How often does a dog go into heat?
On average, dogs go into heat twice a year. However, smaller dogs can go into heat up to 3 times a year, and large may only be once a year.
Does a spayed dog still have a period?
No, a dog does not have heat or bleed after spaying. But dogs don’t have periods, they have heat. Both including bleeding but for different reasons.
Should you let your dog go into heat before spaying?
Most vets recommend spaying before the first heat, usually 6 to 12 months. A dog can be spayed when it is older; however, there is a higher risk of complications. Some veterinary practices and shelters will spay from 8 weeks.
How long does it take a female dog to recover from being spayed?

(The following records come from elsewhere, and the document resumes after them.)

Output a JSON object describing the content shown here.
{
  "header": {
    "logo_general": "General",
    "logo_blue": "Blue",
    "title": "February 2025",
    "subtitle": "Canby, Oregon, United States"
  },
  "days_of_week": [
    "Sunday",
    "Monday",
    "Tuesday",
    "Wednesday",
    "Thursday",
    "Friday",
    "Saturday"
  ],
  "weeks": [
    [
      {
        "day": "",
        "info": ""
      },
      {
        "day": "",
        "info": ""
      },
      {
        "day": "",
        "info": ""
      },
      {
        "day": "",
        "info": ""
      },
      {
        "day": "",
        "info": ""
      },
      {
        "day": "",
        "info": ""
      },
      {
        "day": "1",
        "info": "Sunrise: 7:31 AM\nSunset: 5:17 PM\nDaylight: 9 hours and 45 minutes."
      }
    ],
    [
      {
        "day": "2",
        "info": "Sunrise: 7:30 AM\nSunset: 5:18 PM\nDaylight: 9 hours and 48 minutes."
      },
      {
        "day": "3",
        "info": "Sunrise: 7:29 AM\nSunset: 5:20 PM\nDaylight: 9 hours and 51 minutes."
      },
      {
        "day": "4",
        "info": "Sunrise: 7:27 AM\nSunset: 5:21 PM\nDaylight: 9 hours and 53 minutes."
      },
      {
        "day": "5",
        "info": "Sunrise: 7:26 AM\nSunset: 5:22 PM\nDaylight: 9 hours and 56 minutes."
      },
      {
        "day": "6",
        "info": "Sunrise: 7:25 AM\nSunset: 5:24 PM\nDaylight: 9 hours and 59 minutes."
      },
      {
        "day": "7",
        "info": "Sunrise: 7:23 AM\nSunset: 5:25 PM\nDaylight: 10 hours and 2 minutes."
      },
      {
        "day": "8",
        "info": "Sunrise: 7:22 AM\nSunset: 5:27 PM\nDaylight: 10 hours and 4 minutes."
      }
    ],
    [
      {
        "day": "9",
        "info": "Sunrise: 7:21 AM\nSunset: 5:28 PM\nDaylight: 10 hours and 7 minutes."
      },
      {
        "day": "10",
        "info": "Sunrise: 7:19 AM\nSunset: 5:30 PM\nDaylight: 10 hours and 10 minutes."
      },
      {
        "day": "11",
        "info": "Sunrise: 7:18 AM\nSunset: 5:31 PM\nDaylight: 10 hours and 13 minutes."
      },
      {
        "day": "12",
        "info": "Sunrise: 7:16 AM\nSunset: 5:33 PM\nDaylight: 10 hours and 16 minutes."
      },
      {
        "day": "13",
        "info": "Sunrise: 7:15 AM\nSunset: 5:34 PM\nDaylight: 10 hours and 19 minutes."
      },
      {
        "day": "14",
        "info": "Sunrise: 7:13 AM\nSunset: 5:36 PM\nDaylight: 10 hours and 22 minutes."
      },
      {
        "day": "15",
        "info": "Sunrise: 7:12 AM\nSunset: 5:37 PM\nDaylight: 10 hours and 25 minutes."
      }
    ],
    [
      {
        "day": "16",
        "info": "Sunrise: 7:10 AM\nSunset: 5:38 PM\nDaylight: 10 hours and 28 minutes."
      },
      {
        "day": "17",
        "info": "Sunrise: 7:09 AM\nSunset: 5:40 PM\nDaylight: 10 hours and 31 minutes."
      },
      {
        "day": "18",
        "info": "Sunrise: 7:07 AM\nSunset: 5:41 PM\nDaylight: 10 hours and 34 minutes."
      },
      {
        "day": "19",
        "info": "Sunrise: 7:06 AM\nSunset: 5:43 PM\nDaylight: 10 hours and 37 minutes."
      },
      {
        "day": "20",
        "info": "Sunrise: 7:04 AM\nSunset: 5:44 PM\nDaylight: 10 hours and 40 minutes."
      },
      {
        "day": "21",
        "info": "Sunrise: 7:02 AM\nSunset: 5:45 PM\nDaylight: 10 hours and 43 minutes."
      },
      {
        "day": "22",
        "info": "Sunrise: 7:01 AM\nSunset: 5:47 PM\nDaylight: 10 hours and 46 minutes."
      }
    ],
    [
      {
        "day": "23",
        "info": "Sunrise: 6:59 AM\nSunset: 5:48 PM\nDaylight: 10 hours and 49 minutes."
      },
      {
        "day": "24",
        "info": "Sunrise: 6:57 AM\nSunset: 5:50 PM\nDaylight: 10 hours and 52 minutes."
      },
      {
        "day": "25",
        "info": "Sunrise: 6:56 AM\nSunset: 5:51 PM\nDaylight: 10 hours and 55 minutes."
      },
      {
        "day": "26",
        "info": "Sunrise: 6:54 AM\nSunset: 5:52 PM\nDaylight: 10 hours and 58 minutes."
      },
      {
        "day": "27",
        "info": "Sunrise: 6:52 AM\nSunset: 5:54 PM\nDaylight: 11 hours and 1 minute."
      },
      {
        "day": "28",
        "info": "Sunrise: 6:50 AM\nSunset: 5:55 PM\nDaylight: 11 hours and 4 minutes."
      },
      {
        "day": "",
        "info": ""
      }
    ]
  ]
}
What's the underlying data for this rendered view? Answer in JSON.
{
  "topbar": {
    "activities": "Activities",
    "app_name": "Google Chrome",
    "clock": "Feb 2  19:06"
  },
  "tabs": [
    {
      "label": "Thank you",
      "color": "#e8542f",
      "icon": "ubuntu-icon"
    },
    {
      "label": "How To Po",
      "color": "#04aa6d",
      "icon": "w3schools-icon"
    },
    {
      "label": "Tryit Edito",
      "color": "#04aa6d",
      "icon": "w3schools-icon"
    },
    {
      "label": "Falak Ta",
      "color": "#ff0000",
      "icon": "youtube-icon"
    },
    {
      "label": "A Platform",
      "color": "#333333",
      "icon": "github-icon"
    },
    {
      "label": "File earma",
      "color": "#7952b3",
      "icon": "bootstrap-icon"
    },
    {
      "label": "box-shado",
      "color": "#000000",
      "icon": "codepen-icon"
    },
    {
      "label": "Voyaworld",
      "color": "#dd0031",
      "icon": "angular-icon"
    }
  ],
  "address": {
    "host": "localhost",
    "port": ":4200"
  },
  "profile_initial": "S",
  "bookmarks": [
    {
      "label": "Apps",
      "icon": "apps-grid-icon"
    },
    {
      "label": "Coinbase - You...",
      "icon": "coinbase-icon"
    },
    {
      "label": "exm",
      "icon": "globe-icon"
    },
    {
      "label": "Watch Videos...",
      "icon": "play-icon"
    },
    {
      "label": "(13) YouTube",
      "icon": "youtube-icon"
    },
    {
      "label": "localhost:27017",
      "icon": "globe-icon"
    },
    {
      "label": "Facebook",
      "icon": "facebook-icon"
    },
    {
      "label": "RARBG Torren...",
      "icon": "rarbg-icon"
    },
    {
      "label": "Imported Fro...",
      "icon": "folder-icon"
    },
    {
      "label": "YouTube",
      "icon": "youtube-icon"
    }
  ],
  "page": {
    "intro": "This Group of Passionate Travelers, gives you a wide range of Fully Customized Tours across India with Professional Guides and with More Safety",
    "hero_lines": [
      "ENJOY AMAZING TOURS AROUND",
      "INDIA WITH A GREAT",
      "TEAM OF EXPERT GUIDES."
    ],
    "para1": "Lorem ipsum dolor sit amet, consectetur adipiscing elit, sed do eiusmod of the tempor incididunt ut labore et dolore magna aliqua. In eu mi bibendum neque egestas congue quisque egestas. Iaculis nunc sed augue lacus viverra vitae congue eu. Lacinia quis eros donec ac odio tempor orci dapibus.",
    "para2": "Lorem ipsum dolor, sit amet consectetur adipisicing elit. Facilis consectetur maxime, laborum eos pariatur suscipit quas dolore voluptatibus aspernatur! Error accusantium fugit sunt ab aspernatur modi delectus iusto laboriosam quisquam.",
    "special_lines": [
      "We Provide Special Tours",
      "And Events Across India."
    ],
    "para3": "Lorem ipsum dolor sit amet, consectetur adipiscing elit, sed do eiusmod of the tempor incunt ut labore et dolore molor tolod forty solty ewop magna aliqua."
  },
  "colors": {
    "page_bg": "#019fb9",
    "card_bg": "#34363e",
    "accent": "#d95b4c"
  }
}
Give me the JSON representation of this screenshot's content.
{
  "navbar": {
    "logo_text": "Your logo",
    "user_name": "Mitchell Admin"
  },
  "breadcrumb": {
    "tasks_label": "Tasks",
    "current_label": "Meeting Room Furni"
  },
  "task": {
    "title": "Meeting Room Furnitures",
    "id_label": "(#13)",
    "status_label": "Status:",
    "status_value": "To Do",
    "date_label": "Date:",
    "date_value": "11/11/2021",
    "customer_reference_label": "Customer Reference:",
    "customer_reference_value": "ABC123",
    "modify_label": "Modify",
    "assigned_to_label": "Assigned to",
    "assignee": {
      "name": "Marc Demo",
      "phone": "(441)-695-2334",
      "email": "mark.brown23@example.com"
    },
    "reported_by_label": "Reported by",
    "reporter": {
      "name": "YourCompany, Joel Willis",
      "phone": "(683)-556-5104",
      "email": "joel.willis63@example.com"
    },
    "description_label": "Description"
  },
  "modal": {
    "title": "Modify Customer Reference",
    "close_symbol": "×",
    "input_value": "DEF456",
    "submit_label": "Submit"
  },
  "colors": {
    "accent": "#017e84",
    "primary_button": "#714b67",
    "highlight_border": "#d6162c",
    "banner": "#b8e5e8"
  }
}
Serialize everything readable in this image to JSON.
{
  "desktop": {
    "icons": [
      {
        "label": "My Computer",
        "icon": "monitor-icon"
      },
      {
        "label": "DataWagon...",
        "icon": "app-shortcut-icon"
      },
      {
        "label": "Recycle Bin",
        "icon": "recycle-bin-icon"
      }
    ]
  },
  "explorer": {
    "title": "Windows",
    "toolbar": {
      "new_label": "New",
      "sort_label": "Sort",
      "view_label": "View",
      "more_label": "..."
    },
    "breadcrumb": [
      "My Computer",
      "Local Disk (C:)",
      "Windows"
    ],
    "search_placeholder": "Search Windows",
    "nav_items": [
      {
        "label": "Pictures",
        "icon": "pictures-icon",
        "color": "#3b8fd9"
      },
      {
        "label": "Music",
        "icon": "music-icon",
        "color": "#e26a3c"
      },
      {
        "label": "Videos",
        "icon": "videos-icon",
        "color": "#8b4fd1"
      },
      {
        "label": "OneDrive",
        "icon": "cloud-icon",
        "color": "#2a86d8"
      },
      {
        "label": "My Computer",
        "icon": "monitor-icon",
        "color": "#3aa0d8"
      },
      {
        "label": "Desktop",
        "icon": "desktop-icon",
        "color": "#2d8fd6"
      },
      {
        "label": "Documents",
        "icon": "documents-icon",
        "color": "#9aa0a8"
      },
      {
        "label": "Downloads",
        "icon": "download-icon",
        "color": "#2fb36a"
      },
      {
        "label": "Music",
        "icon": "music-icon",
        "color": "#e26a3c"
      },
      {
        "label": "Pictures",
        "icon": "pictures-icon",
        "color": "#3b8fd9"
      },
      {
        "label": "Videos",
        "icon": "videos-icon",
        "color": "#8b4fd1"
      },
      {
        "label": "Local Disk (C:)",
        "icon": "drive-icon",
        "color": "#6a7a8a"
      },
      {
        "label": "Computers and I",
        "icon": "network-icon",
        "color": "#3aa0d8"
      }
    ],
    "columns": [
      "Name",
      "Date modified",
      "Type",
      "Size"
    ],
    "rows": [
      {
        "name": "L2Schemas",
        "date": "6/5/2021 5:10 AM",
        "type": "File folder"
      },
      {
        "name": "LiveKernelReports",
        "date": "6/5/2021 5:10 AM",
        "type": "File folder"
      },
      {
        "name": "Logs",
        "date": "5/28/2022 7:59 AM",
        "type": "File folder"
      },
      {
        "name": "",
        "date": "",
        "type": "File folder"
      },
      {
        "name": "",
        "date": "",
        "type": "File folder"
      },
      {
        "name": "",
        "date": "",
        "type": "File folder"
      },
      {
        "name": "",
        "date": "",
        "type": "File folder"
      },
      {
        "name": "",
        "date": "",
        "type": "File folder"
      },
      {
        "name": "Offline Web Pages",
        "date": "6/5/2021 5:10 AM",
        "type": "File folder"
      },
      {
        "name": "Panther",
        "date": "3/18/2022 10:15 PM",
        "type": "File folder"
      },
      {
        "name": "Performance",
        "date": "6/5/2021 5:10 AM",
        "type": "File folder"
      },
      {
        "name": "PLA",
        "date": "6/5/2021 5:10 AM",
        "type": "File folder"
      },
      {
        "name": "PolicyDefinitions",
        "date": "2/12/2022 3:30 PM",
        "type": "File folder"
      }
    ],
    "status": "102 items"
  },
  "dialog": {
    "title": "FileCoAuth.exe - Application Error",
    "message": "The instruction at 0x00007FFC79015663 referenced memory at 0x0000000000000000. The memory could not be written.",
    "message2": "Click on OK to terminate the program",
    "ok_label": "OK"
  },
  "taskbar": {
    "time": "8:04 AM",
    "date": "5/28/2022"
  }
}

Around two weeks. Most dogs take around two weeks for the wound to heal and for them to be able to go back to regular exercise.
How much does it cost to spay a female dog?
It can cost anything from $0 – $350. The cost will vary depending on where you live, the age of your dog, the size, the practice you go to. It is worth contacting shelters and charities if you are looking for lower cost options. The ASPCA offers free spaying with proof of public assistance in some areas. Check out if you qualify here.
Can you spay a dog while pregnant?
Yes, a dog can be spayed while pregnant to prevent the birth of puppies. However, this needs to be discussed and decided by a vet.
Disclaimer: Each dog is different, and every circumstance is different. All efforts have been made to provide accurate information. However, it is not provided by a qualified Veterinarian, Veterinarian Surgeon, or Behaviorist. The information provided is purely educational. The information should not be used as an alternative or substitute for medical care. If you have any health or medical concerns, contact a qualified Veterinary Surgeon or Veterinarian immediately.